A monitoring study that examined a type of hydrocarbon known as Volatile Organic Compounds (VOCs) in the Bruderheim area shows that levels measured during the study did not exceed established provincial objectives.
The project was conducted in two separate phases (Phase 1 ran from October 2014 to March 2015 and Phase 2 ran from July 2017 to July 2018). Subsequent measurements of the VOCs studied during the research project shows no discernable trend changes, either up or down, for the past five years. The research study was conducted in response to recommendations from a network assessment conducted on the FAP network in 2012, as well as to address questions raised by residents in and around Bruderheim regarding the impact on air quality of emissions from oil and gas installations in the area.
During the research project term, almost all 24-hour samples contained pentane, butane, propylene, n-hexane and methylcyclohexane. These VOCs have in previous North American studies been associated with gas or vapor emissions from pressurized equipment due to leaks and other unintended or irregular releases from the production and storage of petroleum-based products.

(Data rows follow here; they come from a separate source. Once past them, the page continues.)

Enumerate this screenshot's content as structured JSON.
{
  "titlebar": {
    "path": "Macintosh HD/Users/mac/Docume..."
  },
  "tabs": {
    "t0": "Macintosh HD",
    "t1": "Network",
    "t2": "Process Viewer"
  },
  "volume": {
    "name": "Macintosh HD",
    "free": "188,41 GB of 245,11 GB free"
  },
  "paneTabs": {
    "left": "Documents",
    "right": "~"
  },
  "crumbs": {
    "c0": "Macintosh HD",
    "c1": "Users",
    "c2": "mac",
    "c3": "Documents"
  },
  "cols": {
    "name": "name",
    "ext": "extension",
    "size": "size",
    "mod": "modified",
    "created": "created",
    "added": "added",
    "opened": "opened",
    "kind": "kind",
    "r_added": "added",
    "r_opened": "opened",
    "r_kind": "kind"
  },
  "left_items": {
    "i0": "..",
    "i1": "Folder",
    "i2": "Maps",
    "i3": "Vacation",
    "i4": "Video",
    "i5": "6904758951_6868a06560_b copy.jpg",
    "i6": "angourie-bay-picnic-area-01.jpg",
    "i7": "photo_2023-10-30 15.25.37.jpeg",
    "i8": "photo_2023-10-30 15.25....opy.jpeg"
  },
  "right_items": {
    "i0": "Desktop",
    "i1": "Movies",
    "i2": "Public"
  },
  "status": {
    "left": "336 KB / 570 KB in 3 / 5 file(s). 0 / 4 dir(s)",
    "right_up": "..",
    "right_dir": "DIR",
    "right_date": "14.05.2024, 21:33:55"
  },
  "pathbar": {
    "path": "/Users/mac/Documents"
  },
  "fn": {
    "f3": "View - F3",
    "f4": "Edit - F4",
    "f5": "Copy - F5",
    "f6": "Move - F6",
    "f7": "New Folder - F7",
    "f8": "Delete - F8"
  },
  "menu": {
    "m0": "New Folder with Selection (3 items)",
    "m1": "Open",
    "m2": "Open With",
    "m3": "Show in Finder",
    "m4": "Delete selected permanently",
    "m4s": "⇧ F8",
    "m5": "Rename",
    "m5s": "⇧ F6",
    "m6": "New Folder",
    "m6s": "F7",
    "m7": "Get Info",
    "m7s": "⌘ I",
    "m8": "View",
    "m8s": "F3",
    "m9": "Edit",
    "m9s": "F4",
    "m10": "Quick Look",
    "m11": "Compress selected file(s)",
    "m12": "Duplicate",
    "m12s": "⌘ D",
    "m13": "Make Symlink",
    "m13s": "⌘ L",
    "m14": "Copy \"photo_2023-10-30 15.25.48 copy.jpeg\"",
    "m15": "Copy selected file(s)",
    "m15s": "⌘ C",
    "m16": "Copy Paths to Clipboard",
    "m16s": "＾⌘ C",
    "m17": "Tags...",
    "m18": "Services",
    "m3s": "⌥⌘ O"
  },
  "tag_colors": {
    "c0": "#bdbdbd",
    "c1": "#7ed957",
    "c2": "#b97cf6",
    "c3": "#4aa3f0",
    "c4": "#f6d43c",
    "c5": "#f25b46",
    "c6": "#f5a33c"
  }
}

In addition to this general observation, a few samples contained complex mixtures of VOCs or at times very few VOCs. While the study results indicate multiple possible source types, and the Bruderheim station (located in town) is in an area with various sources that are known to emit hydrocarbons into the atmosphere, VOCs measured during the study did not exceed established Alberta Ambient Air Quality Objectives (AAAQOs), nor Texas Air Monitoring Comparison Values (AMCVs).